Accept Little Failures
One of the biggest deterrents to staying committed to an exercise program is falling off the wagon and not getting right back on. When you decide to sleep in rather than getting up to work out, you feel like such a failure and figure that there’s no point in exercising at all if you keep giving up. But one slip doesn’t make you a failure.
You don’t have to be perfect to stay in good shape, just consistent. Accept that you’ll miss some workouts for any number of reasons and that doesn’t make you weak or a bad person, it just makes you human. When you skip a workout, cut yourself some slack, tell yourself that it’s okay, and recommit to working out tomorrow.
When it comes to your diet, don’t beat yourself up if you do indulge yourself and overeat a bit. It’s not the end of the world. Just be sure to get back on the wagon at your next party and show some restraint. You will always feel better after the fact having done a little less than a little more.
Exercise Before and After You Indulge
Perhaps the best strategy for the holidays is to commit to exercise before and after you indulge. By exercising before holiday events, you’ll have earned the right to enjoy yourself. You can eat guilt-free because you’ve already burned off the calories. Knowing that you’ll exercise the next day ensures that you’ll work off your indulgences of the previous evening and relieves you of any guilt you may feel. By working out before and after your holiday events you balance the scales and the whole thing is a wash.
Live a Little
Finally, live a little. The holidays are meant to be enjoyed. As the holiday season approaches, make peace with eating a bit more and exercising a bit less than usual. If you remain committed to consistent exercise and food in moderation, you won’t lose much fitness or gain much weight.

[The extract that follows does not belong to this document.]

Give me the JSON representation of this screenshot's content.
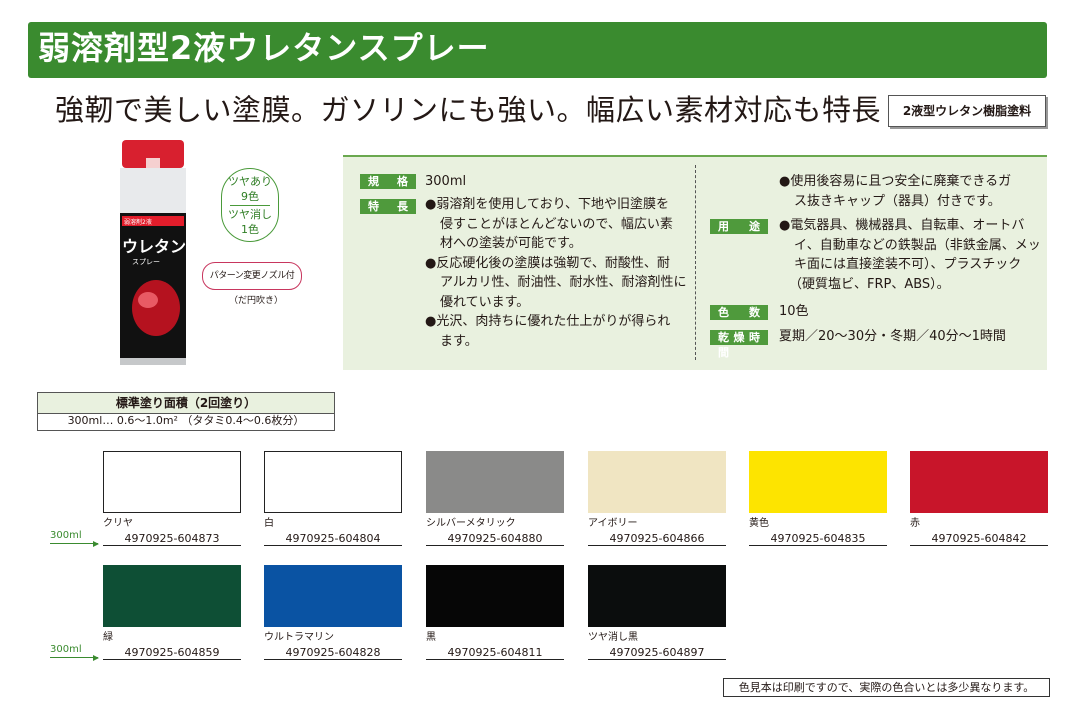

Not only will the holidays not hurt you physically or reek emotional havoc on you, but they will actually bring you cheer.
Dr. Jim Taylor
"Rather than fitting exercise into your life, make it a part of your life by scheduling your workouts".
Dr Jim Taylor